Dataset rows describing interfaces:
########

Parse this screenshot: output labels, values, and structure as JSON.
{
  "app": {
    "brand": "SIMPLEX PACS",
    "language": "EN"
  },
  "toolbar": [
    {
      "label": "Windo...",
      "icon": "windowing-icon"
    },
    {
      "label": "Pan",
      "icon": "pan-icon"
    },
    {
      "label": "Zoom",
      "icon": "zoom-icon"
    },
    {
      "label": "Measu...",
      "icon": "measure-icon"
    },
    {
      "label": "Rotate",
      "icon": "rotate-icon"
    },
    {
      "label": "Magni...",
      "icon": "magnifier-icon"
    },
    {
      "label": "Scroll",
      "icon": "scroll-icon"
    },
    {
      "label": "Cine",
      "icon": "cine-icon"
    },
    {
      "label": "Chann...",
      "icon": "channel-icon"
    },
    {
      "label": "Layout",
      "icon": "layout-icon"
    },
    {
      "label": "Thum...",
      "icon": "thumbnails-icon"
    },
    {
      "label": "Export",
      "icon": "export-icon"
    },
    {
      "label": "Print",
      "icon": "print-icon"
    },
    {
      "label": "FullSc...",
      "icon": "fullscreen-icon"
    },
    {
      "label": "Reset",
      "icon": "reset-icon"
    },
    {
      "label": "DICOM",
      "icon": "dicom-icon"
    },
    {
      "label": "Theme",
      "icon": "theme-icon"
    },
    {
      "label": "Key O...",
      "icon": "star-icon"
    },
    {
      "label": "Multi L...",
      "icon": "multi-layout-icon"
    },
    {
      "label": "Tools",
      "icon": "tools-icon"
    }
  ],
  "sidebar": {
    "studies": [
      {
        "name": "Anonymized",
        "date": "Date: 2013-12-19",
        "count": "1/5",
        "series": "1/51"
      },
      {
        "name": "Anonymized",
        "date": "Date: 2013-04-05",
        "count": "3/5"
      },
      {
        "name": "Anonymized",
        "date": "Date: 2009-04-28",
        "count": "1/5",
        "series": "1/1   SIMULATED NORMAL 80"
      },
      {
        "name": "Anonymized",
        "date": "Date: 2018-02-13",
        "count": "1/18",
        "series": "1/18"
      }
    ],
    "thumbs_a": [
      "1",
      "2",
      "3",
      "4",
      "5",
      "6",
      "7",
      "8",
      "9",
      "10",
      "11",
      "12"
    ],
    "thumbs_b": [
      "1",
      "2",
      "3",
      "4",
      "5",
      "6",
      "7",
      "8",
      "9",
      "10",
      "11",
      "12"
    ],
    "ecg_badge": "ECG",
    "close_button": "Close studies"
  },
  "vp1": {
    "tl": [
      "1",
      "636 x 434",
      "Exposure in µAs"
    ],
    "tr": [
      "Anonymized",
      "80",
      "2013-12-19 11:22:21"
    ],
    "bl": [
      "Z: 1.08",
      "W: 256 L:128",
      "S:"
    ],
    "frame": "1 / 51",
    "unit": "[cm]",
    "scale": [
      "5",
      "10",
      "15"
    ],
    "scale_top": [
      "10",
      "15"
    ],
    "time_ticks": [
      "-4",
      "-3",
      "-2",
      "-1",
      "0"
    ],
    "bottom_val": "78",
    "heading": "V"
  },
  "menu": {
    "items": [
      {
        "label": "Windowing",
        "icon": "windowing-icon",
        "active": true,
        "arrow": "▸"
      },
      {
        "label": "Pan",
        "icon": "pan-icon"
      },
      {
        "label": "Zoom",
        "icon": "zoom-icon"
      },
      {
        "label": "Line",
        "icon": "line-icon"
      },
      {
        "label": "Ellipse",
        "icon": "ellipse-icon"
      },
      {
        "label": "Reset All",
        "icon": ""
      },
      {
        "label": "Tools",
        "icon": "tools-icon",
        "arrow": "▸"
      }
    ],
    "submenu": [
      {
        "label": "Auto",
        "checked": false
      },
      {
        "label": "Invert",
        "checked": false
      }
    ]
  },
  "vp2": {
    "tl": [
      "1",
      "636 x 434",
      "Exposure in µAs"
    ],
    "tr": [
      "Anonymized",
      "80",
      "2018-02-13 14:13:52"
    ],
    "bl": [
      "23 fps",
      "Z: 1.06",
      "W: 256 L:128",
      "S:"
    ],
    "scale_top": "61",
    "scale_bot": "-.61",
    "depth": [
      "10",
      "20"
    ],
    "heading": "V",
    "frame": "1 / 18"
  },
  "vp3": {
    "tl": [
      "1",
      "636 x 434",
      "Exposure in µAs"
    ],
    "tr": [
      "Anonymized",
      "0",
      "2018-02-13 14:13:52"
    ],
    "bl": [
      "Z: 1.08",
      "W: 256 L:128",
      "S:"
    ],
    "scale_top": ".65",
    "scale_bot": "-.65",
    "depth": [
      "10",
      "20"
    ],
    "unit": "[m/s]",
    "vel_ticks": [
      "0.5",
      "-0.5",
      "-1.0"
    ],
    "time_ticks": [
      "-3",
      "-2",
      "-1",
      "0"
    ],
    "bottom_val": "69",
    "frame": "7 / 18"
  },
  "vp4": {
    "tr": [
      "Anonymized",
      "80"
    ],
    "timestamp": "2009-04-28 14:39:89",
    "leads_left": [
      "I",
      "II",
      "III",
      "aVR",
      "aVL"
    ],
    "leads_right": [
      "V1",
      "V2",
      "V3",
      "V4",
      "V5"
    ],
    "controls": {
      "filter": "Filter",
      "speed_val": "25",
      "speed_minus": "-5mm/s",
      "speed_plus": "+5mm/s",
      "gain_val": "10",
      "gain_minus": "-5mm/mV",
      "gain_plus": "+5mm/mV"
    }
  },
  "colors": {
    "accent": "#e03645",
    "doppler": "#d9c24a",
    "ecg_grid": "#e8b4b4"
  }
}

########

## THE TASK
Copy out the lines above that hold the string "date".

## REPLY TO THE EXERCISE
        "date": "Date: 2013-12-19",
        "date": "Date: 2013-04-05",
        "date": "Date: 2009-04-28",
        "date": "Date: 2018-02-13",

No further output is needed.